I wrote a post recently about the four things you needed to get a promotion. I won’t keep you in suspense – the four things are knowledge, skills, abilities, and attitude. After publishing the post, I received a question from a reader asking about the importance of attitude in getting a promotion.
Here’s my two-cents about attitude.
I believe that feedback should be specific, timely, and behavioral. I’ve never seen employees get angrier than when a manager just says they have a “bad attitude.” That being said, attitude is important. And when you can turn attitude into action…that’s valuable. For example:
Instead of saying an employee has a bad attitude, describe those behaviors that send the message. And be specific. It might be slamming doors or the phone, ignoring co-workers, or derogatory comments.
Instead of saying an employee has a good attitude, describe the behaviors that send the message, such as a willingness to stay late or come in early, customer comments, or team participation.
In my experience, attitude drives behavior. And behaviors are found in knowledge, skills, and abilities (KSAs.) It’s a combination of all these things that makes the difference.
Now, you might be saying, “If attitude shows up in knowledge, skills, and abilities, why not just focus on KSAs?” It’s a good question. When we get a promotion, we don’t know it all. There’s a learning curve. Attitude is the thing that tells the organization that the employee is going to put forth the effort to learn. They’re going to take on the challenges. And they will persevere through the failures.
Let me add that, just because an employee has a great attitude and demonstrates it in their work, this isn’t an invitation for the organization to take advantage. Every job has its bad days. We can’t simply say, “Get over it.” We need for employees to maintain a positive outlook and we have to find way to offer encouragement.

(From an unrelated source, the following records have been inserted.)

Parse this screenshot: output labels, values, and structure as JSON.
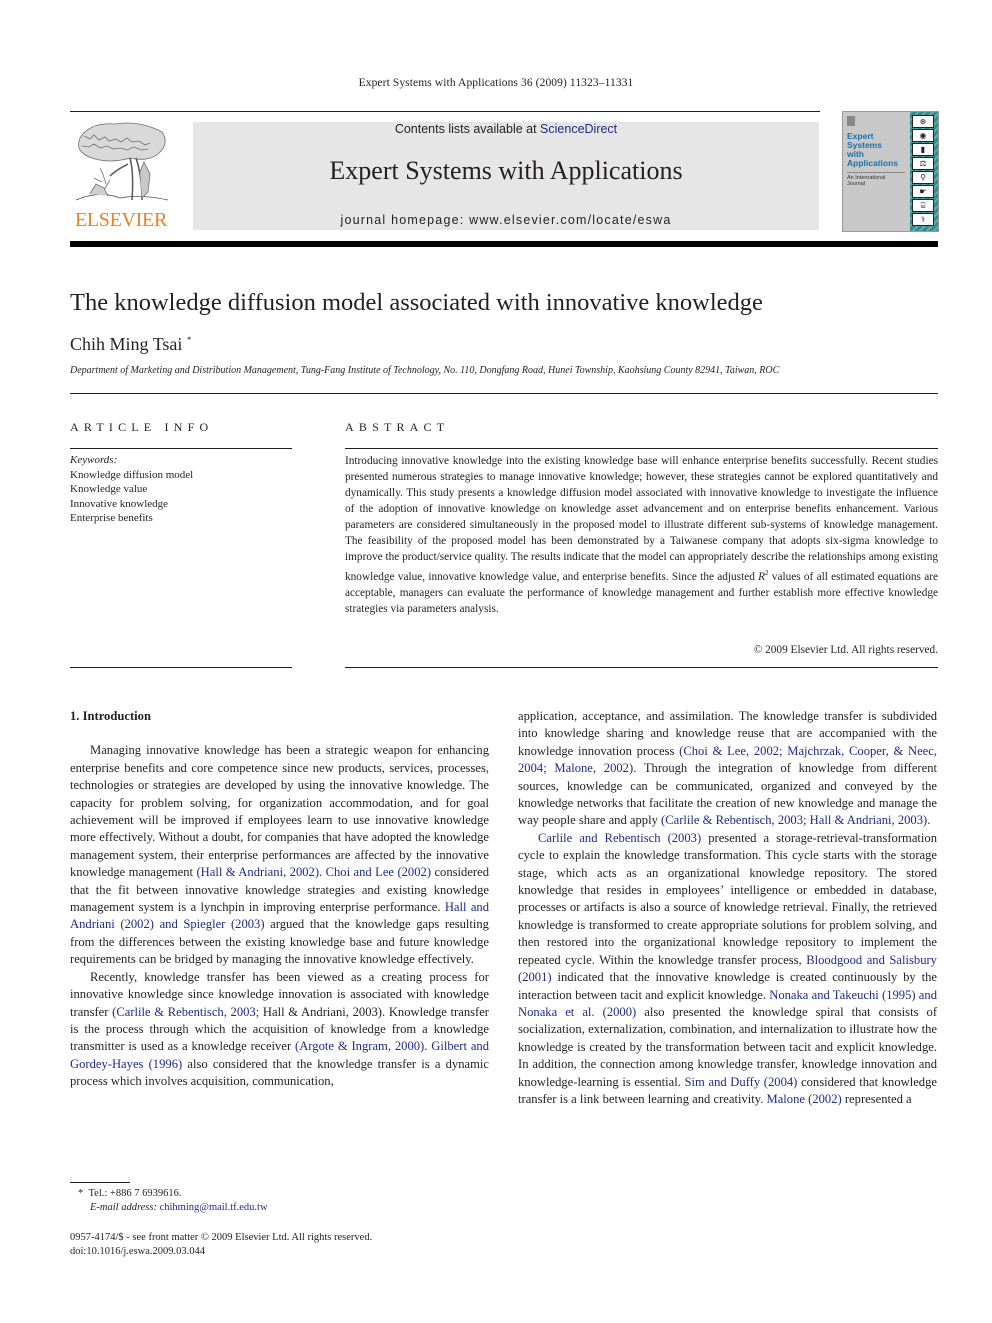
{
  "running_head": "Expert Systems with Applications 36 (2009) 11323–11331",
  "masthead": {
    "contents_prefix": "Contents lists available at ",
    "contents_link": "ScienceDirect",
    "journal_title": "Expert Systems with Applications",
    "homepage": "journal homepage: www.elsevier.com/locate/eswa",
    "publisher_wordmark": "ELSEVIER",
    "cover": {
      "title_lines": [
        "Expert",
        "Systems",
        "with",
        "Applications"
      ],
      "subtitle_lines": [
        "An International",
        "Journal"
      ]
    },
    "colors": {
      "elsevier_orange": "#f07f1c",
      "link_blue": "#1f2a8a",
      "cover_teal": "#2f8e8c",
      "masthead_gray": "#e6e6e6"
    }
  },
  "article": {
    "title": "The knowledge diffusion model associated with innovative knowledge",
    "author": "Chih Ming Tsai",
    "author_mark": "*",
    "affiliation": "Department of Marketing and Distribution Management, Tung-Fang Institute of Technology, No. 110, Dongfang Road, Hunei Township, Kaohsiung County 82941, Taiwan, ROC"
  },
  "article_info": {
    "heading": "ARTICLE INFO",
    "keywords_label": "Keywords:",
    "keywords": [
      "Knowledge diffusion model",
      "Knowledge value",
      "Innovative knowledge",
      "Enterprise benefits"
    ]
  },
  "abstract": {
    "heading": "ABSTRACT",
    "text_before_r2": "Introducing innovative knowledge into the existing knowledge base will enhance enterprise benefits suc­cessfully. Recent studies presented numerous strategies to manage innovative knowledge; however, these strategies cannot be explored quantitatively and dynamically. This study presents a knowledge dif­fusion model associated with innovative knowledge to investigate the influence of the adoption of inno­vative knowledge on knowledge asset advancement and on enterprise benefits enhancement. Various parameters are considered simultaneously in the proposed model to illustrate different sub-systems of knowledge management. The feasibility of the proposed model has been demonstrated by a Taiwanese company that adopts six-sigma knowledge to improve the product/service quality. The results indicate that the model can appropriately describe the relationships among existing knowledge value, innovative knowledge value, and enterprise benefits. Since the adjusted ",
    "r_symbol": "R",
    "r_superscript": "2",
    "text_after_r2": " values of all estimated equations are acceptable, managers can evaluate the performance of knowledge management and further establish more effective knowledge strategies via parameters analysis.",
    "copyright": "© 2009 Elsevier Ltd. All rights reserved."
  },
  "body": {
    "section_heading": "1. Introduction",
    "left": {
      "p1": [
        {
          "t": "Managing innovative knowledge has been a strategic weapon for enhancing enterprise benefits and core competence since new products, services, processes, technologies or strategies are devel­oped by using the innovative knowledge. The capacity for problem solving, for organization accommodation, and for goal achievement will be improved if employees learn to use innovative knowledge more effectively. Without a doubt, for companies that have adopted the knowledge management system, their enterprise per­formances are affected by the innovative knowledge management "
        },
        {
          "c": "(Hall & Andriani, 2002)"
        },
        {
          "t": ". "
        },
        {
          "c": "Choi and Lee (2002)"
        },
        {
          "t": " considered that the fit between innovative knowledge strategies and existing knowledge management system is a lynchpin in improving enterprise perfor­mance. "
        },
        {
          "c": "Hall and Andriani (2002) and Spiegler (2003)"
        },
        {
          "t": " argued that the knowledge gaps resulting from the differences between the existing knowledge base and future knowledge requirements can be bridged by managing the innovative knowledge effectively."
        }
      ],
      "p2": [
        {
          "t": "Recently, knowledge transfer has been viewed as a creating pro­cess for innovative knowledge since knowledge innovation is asso­ciated with knowledge transfer "
        },
        {
          "c": "(Carlile & Rebentisch, 2003;"
        },
        {
          "t": " Hall & Andriani, 2003). Knowledge transfer is the process through which the acquisition of knowledge from a knowledge transmitter is used as a knowledge receiver "
        },
        {
          "c": "(Argote & Ingram, 2000)"
        },
        {
          "t": ". "
        },
        {
          "c": "Gilbert and Gor­dey-Hayes (1996)"
        },
        {
          "t": " also considered that the knowledge transfer is a dynamic process which involves acquisition, communication,"
        }
      ]
    },
    "right": {
      "p1": [
        {
          "t": "application, acceptance, and assimilation. The knowledge transfer is subdivided into knowledge sharing and knowledge reuse that are accompanied with the knowledge innovation process "
        },
        {
          "c": "(Choi & Lee, 2002; Majchrzak, Cooper, & Neec, 2004; Malone, 2002)"
        },
        {
          "t": ". Through the integration of knowledge from different sources, knowledge can be communicated, organized and conveyed by the knowledge networks that facilitate the creation of new knowl­edge and manage the way people share and apply "
        },
        {
          "c": "(Carlile & Reben­tisch, 2003; Hall & Andriani, 2003)"
        },
        {
          "t": "."
        }
      ],
      "p2": [
        {
          "c": "Carlile and Rebentisch (2003)"
        },
        {
          "t": " presented a storage-retrieval-transformation cycle to explain the knowledge transformation. This cycle starts with the storage stage, which acts as an organiza­tional knowledge repository. The stored knowledge that resides in employees’ intelligence or embedded in database, processes or artifacts is also a source of knowledge retrieval. Finally, the re­trieved knowledge is transformed to create appropriate solutions for problem solving, and then restored into the organizational knowledge repository to implement the repeated cycle. Within the knowledge transfer process, "
        },
        {
          "c": "Bloodgood and Salisbury (2001)"
        },
        {
          "t": " indicated that the innovative knowledge is created continuously by the interaction between tacit and explicit knowledge. "
        },
        {
          "c": "Nonaka and Takeuchi (1995) and Nonaka et al. (2000)"
        },
        {
          "t": " also presented the knowledge spiral that consists of socialization, externalization, combination, and internalization to illustrate how the knowledge is created by the transformation between tacit and explicit knowl­edge. In addition, the connection among knowledge transfer, knowledge innovation and knowledge-learning is essential. "
        },
        {
          "c": "Sim and Duffy (2004)"
        },
        {
          "t": " considered that knowledge transfer is a link between learning and creativity. "
        },
        {
          "c": "Malone (2002)"
        },
        {
          "t": " represented a"
        }
      ]
    }
  },
  "footnote": {
    "mark": "*",
    "tel": "Tel.: +886 7 6939616.",
    "email_label": "E-mail address:",
    "email": "chihming@mail.tf.edu.tw"
  },
  "front_matter": {
    "issn_line": "0957-4174/$ - see front matter © 2009 Elsevier Ltd. All rights reserved.",
    "doi": "doi:10.1016/j.eswa.2009.03.044"
  }
}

As business professionals, I know we focus a lot on outcomes and results. We need to. But the way we approach the work is equally important.
Image taken by Sharlyn Lauby after speaking at the Learning and Development League 2016 Annual Conference in Delhi, India